If you frantically memorize the calorie counts of every food and attempt to cancel cravings for cookies with carrots, you may be making yourself, well, stupid, say Harvard researchers in a new study reported September 26 in the Medical Daily.
The Harvard University researchers analyzed the impact of cravings and psychological stress caused by limiting food intake on cognitive skills. They hope that the results can help weight loss experts as well as offer guidance to those seeking solutions for global poverty and famine.
One of the leaders of the study, economist Sendhil Mullainathan of Harvard University, crafted what the researchers call the “bandwidth” theory.
“Imagine that you are attending a late-afternoon meeting,” wrote Mullainathan. “Someone brings in a plate of cookies and places them on the other side of the conference table. Ten minutes later you realize you’ve processed only half of what has been said.”
Why that happens: Researchers say that because resisting the tempting platter of treats requires intelligence, dieters' mentalities go on overload. Unable to both concentrate on the meeting while drawn to the cookies and at the same time trying to discipline themselves to resist, dieters experience a psychological crisis akin to an emotional traffic jam.
In other words, going on a diet makes it difficult to cope with life both personally and professionally. But the researchers offered up a solution to the bandwith overload problem: Come up with a weight loss plan that requires minimal thinking.

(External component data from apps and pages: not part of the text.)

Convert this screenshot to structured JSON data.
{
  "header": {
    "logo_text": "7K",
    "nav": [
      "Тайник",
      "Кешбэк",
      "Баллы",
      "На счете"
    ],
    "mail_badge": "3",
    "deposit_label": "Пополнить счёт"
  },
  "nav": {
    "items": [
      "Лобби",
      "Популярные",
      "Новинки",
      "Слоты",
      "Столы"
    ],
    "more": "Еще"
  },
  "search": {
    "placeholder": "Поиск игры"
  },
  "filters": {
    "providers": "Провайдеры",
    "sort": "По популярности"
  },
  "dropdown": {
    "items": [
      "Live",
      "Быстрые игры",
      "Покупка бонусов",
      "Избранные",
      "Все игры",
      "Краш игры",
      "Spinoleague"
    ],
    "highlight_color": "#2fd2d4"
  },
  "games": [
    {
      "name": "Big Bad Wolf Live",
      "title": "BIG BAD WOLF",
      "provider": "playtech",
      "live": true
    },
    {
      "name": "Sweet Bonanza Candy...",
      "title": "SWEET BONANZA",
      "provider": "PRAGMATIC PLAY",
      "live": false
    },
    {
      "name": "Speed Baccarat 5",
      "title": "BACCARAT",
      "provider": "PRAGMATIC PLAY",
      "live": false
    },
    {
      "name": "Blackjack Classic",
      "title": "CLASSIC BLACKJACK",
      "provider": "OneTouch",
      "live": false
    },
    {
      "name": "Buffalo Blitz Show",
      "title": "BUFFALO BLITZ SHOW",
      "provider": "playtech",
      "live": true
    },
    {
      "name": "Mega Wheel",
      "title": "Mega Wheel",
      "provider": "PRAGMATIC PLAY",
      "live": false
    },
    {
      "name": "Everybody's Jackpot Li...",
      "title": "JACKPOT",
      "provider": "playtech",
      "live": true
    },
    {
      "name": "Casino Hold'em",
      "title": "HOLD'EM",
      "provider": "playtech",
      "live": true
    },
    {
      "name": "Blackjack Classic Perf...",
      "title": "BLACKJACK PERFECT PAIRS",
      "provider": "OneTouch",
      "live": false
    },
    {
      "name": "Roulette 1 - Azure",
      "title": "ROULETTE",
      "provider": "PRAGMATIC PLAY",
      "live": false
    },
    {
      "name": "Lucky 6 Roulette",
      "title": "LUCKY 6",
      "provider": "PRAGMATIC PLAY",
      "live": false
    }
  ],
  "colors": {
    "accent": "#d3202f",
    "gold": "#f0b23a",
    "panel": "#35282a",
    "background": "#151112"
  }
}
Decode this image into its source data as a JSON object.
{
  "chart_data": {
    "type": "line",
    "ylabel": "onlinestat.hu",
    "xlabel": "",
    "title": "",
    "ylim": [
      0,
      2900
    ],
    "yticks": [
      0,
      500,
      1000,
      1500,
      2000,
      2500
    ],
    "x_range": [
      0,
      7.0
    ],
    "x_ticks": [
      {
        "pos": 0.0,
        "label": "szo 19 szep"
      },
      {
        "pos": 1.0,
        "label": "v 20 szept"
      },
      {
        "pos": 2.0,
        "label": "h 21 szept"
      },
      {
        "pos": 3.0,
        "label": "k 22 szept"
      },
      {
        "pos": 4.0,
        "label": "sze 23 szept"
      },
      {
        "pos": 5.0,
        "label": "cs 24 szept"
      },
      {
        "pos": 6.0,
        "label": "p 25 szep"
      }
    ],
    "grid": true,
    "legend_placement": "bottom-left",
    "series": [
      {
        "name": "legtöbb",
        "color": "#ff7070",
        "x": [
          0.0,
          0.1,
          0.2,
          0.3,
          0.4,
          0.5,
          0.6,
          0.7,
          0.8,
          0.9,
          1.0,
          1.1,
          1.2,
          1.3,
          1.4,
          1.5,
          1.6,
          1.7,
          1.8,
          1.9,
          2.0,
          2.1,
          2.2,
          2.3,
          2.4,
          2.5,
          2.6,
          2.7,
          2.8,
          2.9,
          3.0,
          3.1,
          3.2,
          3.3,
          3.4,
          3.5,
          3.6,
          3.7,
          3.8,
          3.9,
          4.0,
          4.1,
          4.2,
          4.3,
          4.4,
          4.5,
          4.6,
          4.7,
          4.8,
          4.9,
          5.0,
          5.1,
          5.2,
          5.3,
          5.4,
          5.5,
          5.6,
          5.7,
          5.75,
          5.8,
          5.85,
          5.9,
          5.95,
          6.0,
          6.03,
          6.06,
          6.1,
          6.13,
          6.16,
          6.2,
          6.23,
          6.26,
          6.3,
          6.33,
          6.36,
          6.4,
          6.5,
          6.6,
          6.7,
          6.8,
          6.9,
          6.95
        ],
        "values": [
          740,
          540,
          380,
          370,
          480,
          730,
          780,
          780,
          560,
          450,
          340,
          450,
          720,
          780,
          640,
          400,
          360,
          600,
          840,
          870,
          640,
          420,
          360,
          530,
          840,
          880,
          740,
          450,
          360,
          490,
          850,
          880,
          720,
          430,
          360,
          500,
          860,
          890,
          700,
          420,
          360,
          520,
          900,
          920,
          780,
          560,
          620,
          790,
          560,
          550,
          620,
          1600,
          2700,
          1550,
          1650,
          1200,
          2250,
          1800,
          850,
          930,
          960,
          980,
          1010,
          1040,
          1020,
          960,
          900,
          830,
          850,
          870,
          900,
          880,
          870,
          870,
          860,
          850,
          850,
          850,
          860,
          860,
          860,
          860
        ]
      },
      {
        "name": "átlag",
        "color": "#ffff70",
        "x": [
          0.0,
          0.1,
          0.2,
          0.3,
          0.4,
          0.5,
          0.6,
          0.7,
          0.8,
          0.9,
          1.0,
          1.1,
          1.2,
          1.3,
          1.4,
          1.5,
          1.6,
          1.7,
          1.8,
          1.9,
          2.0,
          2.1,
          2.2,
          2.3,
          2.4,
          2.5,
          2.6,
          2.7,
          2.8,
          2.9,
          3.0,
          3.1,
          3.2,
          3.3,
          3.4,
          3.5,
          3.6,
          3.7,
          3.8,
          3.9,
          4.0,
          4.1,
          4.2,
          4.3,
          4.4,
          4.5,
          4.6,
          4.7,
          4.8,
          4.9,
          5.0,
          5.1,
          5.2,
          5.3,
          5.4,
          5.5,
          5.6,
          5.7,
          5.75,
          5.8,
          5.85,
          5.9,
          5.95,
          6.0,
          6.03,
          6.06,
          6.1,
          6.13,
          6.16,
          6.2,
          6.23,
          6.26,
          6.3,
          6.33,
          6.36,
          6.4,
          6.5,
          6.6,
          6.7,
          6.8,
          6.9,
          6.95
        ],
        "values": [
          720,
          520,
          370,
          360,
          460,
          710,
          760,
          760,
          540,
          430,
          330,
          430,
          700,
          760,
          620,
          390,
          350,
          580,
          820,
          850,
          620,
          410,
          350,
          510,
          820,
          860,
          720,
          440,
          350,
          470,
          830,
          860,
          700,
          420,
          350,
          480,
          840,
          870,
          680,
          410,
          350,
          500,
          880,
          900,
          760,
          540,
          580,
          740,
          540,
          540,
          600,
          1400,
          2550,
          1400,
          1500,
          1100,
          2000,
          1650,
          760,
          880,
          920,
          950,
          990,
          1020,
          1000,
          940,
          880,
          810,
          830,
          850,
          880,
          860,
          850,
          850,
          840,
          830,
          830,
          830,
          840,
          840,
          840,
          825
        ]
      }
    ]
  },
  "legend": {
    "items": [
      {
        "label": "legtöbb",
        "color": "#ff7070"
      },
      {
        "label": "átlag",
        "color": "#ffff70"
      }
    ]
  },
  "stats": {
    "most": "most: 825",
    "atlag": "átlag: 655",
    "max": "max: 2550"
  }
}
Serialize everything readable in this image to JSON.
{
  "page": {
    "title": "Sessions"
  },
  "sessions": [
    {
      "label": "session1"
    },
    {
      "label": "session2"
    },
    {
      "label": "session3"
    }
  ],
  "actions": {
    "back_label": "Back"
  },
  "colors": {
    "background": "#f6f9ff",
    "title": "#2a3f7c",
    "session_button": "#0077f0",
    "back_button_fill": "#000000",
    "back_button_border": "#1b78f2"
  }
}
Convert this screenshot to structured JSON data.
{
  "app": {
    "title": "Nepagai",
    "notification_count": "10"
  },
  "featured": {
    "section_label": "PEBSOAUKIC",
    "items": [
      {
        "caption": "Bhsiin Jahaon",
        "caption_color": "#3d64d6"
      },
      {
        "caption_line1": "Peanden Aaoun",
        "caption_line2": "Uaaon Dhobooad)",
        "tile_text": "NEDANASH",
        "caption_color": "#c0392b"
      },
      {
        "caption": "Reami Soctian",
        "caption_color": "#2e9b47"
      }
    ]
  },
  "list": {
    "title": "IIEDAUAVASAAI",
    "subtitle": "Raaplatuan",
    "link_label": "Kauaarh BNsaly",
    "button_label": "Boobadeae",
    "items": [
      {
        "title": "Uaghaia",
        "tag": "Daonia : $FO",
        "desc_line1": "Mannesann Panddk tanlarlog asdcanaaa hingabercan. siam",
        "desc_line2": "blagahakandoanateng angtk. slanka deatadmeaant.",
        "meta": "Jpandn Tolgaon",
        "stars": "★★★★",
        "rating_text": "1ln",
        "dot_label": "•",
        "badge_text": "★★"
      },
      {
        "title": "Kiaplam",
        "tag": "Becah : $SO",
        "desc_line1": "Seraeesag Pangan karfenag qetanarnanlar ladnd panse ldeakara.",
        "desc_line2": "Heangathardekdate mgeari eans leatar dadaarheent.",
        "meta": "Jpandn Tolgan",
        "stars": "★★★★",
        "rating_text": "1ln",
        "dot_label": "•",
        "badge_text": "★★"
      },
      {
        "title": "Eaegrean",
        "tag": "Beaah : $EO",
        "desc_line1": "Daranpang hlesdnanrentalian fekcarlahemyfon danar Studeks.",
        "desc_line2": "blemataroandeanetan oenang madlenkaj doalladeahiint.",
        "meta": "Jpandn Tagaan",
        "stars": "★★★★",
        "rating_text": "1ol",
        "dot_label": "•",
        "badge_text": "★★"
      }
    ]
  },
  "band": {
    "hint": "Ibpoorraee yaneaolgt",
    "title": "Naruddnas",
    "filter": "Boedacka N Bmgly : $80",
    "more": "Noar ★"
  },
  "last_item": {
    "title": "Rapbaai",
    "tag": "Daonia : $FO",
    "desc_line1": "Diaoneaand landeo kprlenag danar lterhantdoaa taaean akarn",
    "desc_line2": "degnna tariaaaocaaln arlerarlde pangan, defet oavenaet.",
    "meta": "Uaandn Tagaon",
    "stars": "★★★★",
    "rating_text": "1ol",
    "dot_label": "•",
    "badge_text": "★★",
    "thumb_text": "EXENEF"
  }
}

Going on an intense calorie-counting diet requires too much of a commitment to constant thinking about food and stress, say the researchers. They point to the popular Atkins diet as a method that bans certain food groups initially for fast weight loss. Another example: Paleo dieting. (Memo to Kim Kardashian, who has cut all carbs in an attempt to lose weight: You may be on the right weight loss track at last.)